Overseas Players Warned about Tax Deductions at WSOP
Players from outside the United States are being advised they may have 30% withheld from their winnings at the World Series of Poker in June and July.
The warning to overseas players was made by Russ Fox – a tax expert at the Las Vegas financial management company Clayton Financial. In an article published on taxabletalk.com, Fox claims that Las Vegas casinos are no longer able to issue Individual Taxpayer Identification Numbers (ITINs) – the forms required by overseas residents to avoid having tax withheld from their winnings.
The source of his information is allegedly a letter sent to a Las Vegas casino last week in which the casino was informed by the IRS it would no longer be able to issue ITINs because of a change in the PATH Act. Fox assumes that if one Vegas casino has received this letter, they all have, including Caesars Entertainment – the casino group responsible for running the WSOP.
Obtaining ITINs from the IRS
In his article, Fox also warns about the difficulty in obtaining an ITIN prior to the event, or renewing an ITIN that has expired. Until several years ago, players residing in countries that have a tax treaty with the United States were able to apply for an ITIN via a Certified Acceptance Agent in their own country. That facility has now been removed and applications for an ITIN have to be made directly to the IRS.
The problem with this process, Fox writes, is that the IRS demands the player´s passport or national identity card is submitted with the application form. As the application could take up to sixty days to process – and is returned by standard mail – any player applying now for an ITIN could be without their passport or national identity card at least until the end of April.
Although in certain cases it may be possible to submit a certified (not notarised) copy of the passport, the process of certifying a passport can also be lengthy – leaving a small window of opportunity between now and the start of the WSOP in which to apply and receive the ITIN before heading out to Vegas. Alternatively, an ITIN can be applied for in person at the Taxpayer Assistance Center on City Parkway in Las Vegas, but players will have to make an appointment first and may still have to wait up to sixteen weeks before receiving the ITIN in the mail.
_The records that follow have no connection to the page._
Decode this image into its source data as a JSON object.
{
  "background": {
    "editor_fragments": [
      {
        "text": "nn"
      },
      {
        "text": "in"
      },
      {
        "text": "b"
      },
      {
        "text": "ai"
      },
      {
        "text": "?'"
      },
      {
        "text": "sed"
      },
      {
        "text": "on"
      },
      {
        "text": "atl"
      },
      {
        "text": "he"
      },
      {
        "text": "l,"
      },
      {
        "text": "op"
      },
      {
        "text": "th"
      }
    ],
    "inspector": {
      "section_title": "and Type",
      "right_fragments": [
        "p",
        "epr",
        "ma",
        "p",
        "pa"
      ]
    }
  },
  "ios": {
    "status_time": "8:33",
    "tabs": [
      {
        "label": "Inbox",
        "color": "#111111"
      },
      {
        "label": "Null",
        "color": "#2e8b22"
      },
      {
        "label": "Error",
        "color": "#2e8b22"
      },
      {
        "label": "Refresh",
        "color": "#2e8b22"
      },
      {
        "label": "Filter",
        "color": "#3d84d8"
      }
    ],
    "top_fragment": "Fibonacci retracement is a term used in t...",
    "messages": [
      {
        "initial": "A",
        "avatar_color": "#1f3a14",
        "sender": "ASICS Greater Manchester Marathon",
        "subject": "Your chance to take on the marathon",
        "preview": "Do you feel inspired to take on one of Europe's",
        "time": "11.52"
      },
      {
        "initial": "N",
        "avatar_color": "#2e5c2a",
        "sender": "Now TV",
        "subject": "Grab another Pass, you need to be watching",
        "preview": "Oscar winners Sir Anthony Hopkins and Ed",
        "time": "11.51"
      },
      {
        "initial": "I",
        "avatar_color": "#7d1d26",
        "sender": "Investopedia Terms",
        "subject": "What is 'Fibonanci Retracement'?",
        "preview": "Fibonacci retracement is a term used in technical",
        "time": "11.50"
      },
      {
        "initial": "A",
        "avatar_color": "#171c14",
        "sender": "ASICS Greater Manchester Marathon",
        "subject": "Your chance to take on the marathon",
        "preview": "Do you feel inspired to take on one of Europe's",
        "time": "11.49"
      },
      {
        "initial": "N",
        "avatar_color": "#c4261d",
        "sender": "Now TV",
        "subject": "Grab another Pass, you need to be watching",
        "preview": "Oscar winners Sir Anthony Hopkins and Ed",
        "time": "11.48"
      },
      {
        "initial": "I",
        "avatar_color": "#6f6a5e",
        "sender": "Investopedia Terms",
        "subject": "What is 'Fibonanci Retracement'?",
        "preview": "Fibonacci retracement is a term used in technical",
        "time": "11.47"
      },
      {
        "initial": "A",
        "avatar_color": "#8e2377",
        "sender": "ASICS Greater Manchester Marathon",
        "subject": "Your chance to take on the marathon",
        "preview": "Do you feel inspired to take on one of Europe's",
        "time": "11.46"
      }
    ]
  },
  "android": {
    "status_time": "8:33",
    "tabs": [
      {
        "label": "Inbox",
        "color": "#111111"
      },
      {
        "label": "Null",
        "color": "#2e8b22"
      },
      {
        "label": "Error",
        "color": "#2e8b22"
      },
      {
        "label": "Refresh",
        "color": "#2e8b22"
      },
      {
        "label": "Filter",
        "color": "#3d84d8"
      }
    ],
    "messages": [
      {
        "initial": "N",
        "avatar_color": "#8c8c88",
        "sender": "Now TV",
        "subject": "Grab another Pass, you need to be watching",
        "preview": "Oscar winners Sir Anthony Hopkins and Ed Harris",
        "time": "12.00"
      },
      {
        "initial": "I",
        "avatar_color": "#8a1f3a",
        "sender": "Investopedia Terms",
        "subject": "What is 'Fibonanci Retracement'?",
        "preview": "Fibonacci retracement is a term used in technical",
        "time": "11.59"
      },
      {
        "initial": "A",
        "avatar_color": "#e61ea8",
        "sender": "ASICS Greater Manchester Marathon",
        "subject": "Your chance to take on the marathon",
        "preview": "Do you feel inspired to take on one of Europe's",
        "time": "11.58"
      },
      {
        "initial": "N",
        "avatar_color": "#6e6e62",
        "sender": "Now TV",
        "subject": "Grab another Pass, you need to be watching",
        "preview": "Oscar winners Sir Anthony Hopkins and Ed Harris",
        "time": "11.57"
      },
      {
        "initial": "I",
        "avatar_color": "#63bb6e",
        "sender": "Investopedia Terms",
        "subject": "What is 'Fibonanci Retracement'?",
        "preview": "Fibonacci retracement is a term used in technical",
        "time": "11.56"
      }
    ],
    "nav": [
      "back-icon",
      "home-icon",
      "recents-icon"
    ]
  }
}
New Rules Relating to Existing ITINs
What Fox fails to mention in his article is that players who have attended the WSOP in previous years, but who have not used their ITIN on a federal tax return at least once in the past three tax years, will find that their ITIN will have expired and tax will still be withheld from their winnings. The same applies to players with an ITIN issued prior to 2013 with the middle digits of 78 or 79 (i.e. 9XX-78-XXXX).
The process for renewing an ITIN is exactly the same as applying for a new one. Players have to complete a Form W-7 and submit it with their proof of identity (or a certified copy). The IRS has issued advice on how to apply for a renewal of an existing ITIN on its website, and provided some hints about avoiding delays. There is also an international number provided (below) for players requiring specific advice.
Doesn´t Apply to Us Claims WSOP
Shortly after the article was published, the WSOP Twitter account sent a Tweet claiming that it would still be able to issue ITINs to overseas players cashing in WSOP events. No further explanation has been given about why it is exempt from the new regulations, and an update to Fox´s article (after the Tweet had been sent) suggests that the WSOP is wrong in its assessment of the situation.
— WSOP (@WSOP) February 14, 2017
As ever we advise players to seek independent professional advice about tax or legal matters that might affect them when they visit the WSOP. Players wishing to contact the IRS directly can call (1)-267-941-1000 (please note this is not a toll-free number) or email email@example.com. It is recommended that players do not divulge personal information via email.